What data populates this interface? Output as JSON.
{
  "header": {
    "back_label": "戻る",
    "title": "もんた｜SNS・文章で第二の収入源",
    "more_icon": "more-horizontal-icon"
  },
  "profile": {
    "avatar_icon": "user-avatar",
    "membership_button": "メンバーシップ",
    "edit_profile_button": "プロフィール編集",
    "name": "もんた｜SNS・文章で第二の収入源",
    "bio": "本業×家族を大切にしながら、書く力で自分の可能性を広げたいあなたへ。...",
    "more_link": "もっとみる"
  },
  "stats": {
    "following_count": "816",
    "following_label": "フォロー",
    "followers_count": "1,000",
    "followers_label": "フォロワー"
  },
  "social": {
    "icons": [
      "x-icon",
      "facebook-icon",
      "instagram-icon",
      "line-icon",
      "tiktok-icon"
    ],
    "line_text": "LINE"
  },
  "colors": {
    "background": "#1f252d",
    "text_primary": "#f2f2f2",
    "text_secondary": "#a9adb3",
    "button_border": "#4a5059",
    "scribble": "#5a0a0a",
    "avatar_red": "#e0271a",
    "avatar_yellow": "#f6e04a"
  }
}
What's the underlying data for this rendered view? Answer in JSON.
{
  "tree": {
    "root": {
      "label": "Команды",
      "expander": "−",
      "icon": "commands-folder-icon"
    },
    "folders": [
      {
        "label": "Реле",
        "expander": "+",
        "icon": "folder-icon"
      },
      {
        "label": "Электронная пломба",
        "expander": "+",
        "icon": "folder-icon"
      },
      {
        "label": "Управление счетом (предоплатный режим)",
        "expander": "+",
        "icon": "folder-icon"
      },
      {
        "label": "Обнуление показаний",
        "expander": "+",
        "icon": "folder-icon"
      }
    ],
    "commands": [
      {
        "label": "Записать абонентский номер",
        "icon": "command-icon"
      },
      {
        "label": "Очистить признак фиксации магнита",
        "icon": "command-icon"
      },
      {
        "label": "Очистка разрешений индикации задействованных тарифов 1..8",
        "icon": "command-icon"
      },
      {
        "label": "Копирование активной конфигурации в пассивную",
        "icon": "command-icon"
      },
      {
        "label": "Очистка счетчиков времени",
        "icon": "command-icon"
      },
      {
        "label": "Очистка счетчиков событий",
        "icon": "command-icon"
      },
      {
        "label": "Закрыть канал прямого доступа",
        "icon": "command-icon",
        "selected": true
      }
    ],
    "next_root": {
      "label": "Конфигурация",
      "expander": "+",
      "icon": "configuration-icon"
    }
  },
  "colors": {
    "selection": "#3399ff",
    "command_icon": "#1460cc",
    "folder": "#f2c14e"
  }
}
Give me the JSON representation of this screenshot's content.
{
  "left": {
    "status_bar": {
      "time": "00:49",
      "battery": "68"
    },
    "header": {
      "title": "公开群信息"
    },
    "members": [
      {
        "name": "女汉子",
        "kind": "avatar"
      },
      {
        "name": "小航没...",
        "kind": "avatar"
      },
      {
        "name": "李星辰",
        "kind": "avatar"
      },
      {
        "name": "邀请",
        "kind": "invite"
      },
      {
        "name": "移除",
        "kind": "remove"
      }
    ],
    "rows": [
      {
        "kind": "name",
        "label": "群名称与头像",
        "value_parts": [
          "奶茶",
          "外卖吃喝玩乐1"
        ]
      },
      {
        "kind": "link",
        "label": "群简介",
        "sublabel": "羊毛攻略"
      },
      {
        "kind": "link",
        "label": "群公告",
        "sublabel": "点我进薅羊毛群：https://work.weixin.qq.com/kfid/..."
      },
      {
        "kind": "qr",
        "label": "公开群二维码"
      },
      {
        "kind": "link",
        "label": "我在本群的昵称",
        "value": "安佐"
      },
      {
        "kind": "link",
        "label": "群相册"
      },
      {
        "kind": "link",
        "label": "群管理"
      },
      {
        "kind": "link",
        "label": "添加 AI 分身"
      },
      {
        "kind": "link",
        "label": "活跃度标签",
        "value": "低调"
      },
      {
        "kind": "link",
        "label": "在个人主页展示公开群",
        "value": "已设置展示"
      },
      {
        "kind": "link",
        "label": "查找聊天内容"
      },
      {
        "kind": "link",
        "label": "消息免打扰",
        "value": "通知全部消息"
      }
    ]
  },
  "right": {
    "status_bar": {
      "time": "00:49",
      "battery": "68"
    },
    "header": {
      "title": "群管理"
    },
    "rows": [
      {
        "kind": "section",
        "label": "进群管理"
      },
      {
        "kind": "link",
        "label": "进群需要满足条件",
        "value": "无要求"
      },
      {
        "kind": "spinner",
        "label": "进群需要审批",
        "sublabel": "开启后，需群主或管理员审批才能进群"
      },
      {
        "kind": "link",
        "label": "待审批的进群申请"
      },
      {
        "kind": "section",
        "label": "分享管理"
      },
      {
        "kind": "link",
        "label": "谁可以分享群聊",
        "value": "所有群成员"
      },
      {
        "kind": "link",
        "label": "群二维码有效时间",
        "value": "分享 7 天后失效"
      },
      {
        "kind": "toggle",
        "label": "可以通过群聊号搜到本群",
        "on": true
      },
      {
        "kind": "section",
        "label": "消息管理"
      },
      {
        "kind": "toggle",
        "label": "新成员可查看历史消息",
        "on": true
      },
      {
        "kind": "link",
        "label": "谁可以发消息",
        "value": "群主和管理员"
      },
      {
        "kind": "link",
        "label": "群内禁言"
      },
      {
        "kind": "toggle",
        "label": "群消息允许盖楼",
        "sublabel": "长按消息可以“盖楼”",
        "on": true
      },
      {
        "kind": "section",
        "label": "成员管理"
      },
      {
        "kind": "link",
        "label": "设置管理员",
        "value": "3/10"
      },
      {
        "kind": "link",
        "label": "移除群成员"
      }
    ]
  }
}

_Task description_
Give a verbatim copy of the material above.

_Finished task_
What data populates this interface? Output as JSON.
{
  "header": {
    "back_label": "戻る",
    "title": "もんた｜SNS・文章で第二の収入源",
    "more_icon": "more-horizontal-icon"
  },
  "profile": {
    "avatar_icon": "user-avatar",
    "membership_button": "メンバーシップ",
    "edit_profile_button": "プロフィール編集",
    "name": "もんた｜SNS・文章で第二の収入源",
    "bio": "本業×家族を大切にしながら、書く力で自分の可能性を広げたいあなたへ。...",
    "more_link": "もっとみる"
  },
  "stats": {
    "following_count": "816",
    "following_label": "フォロー",
    "followers_count": "1,000",
    "followers_label": "フォロワー"
  },
  "social": {
    "icons": [
      "x-icon",
      "facebook-icon",
      "instagram-icon",
      "line-icon",
      "tiktok-icon"
    ],
    "line_text": "LINE"
  },
  "colors": {
    "background": "#1f252d",
    "text_primary": "#f2f2f2",
    "text_secondary": "#a9adb3",
    "button_border": "#4a5059",
    "scribble": "#5a0a0a",
    "avatar_red": "#e0271a",
    "avatar_yellow": "#f6e04a"
  }
}
What's the underlying data for this rendered view? Answer in JSON.
{
  "tree": {
    "root": {
      "label": "Команды",
      "expander": "−",
      "icon": "commands-folder-icon"
    },
    "folders": [
      {
        "label": "Реле",
        "expander": "+",
        "icon": "folder-icon"
      },
      {
        "label": "Электронная пломба",
        "expander": "+",
        "icon": "folder-icon"
      },
      {
        "label": "Управление счетом (предоплатный режим)",
        "expander": "+",
        "icon": "folder-icon"
      },
      {
        "label": "Обнуление показаний",
        "expander": "+",
        "icon": "folder-icon"
      }
    ],
    "commands": [
      {
        "label": "Записать абонентский номер",
        "icon": "command-icon"
      },
      {
        "label": "Очистить признак фиксации магнита",
        "icon": "command-icon"
      },
      {
        "label": "Очистка разрешений индикации задействованных тарифов 1..8",
        "icon": "command-icon"
      },
      {
        "label": "Копирование активной конфигурации в пассивную",
        "icon": "command-icon"
      },
      {
        "label": "Очистка счетчиков времени",
        "icon": "command-icon"
      },
      {
        "label": "Очистка счетчиков событий",
        "icon": "command-icon"
      },
      {
        "label": "Закрыть канал прямого доступа",
        "icon": "command-icon",
        "selected": true
      }
    ],
    "next_root": {
      "label": "Конфигурация",
      "expander": "+",
      "icon": "configuration-icon"
    }
  },
  "colors": {
    "selection": "#3399ff",
    "command_icon": "#1460cc",
    "folder": "#f2c14e"
  }
}
Give me the JSON representation of this screenshot's content.
{
  "left": {
    "status_bar": {
      "time": "00:49",
      "battery": "68"
    },
    "header": {
      "title": "公开群信息"
    },
    "members": [
      {
        "name": "女汉子",
        "kind": "avatar"
      },
      {
        "name": "小航没...",
        "kind": "avatar"
      },
      {
        "name": "李星辰",
        "kind": "avatar"
      },
      {
        "name": "邀请",
        "kind": "invite"
      },
      {
        "name": "移除",
        "kind": "remove"
      }
    ],
    "rows": [
      {
        "kind": "name",
        "label": "群名称与头像",
        "value_parts": [
          "奶茶",
          "外卖吃喝玩乐1"
        ]
      },
      {
        "kind": "link",
        "label": "群简介",
        "sublabel": "羊毛攻略"
      },
      {
        "kind": "link",
        "label": "群公告",
        "sublabel": "点我进薅羊毛群：https://work.weixin.qq.com/kfid/..."
      },
      {
        "kind": "qr",
        "label": "公开群二维码"
      },
      {
        "kind": "link",
        "label": "我在本群的昵称",
        "value": "安佐"
      },
      {
        "kind": "link",
        "label": "群相册"
      },
      {
        "kind": "link",
        "label": "群管理"
      },
      {
        "kind": "link",
        "label": "添加 AI 分身"
      },
      {
        "kind": "link",
        "label": "活跃度标签",
        "value": "低调"
      },
      {
        "kind": "link",
        "label": "在个人主页展示公开群",
        "value": "已设置展示"
      },
      {
        "kind": "link",
        "label": "查找聊天内容"
      },
      {
        "kind": "link",
        "label": "消息免打扰",
        "value": "通知全部消息"
      }
    ]
  },
  "right": {
    "status_bar": {
      "time": "00:49",
      "battery": "68"
    },
    "header": {
      "title": "群管理"
    },
    "rows": [
      {
        "kind": "section",
        "label": "进群管理"
      },
      {
        "kind": "link",
        "label": "进群需要满足条件",
        "value": "无要求"
      },
      {
        "kind": "spinner",
        "label": "进群需要审批",
        "sublabel": "开启后，需群主或管理员审批才能进群"
      },
      {
        "kind": "link",
        "label": "待审批的进群申请"
      },
      {
        "kind": "section",
        "label": "分享管理"
      },
      {
        "kind": "link",
        "label": "谁可以分享群聊",
        "value": "所有群成员"
      },
      {
        "kind": "link",
        "label": "群二维码有效时间",
        "value": "分享 7 天后失效"
      },
      {
        "kind": "toggle",
        "label": "可以通过群聊号搜到本群",
        "on": true
      },
      {
        "kind": "section",
        "label": "消息管理"
      },
      {
        "kind": "toggle",
        "label": "新成员可查看历史消息",
        "on": true
      },
      {
        "kind": "link",
        "label": "谁可以发消息",
        "value": "群主和管理员"
      },
      {
        "kind": "link",
        "label": "群内禁言"
      },
      {
        "kind": "toggle",
        "label": "群消息允许盖楼",
        "sublabel": "长按消息可以“盖楼”",
        "on": true
      },
      {
        "kind": "section",
        "label": "成员管理"
      },
      {
        "kind": "link",
        "label": "设置管理员",
        "value": "3/10"
      },
      {
        "kind": "link",
        "label": "移除群成员"
      }
    ]
  }
}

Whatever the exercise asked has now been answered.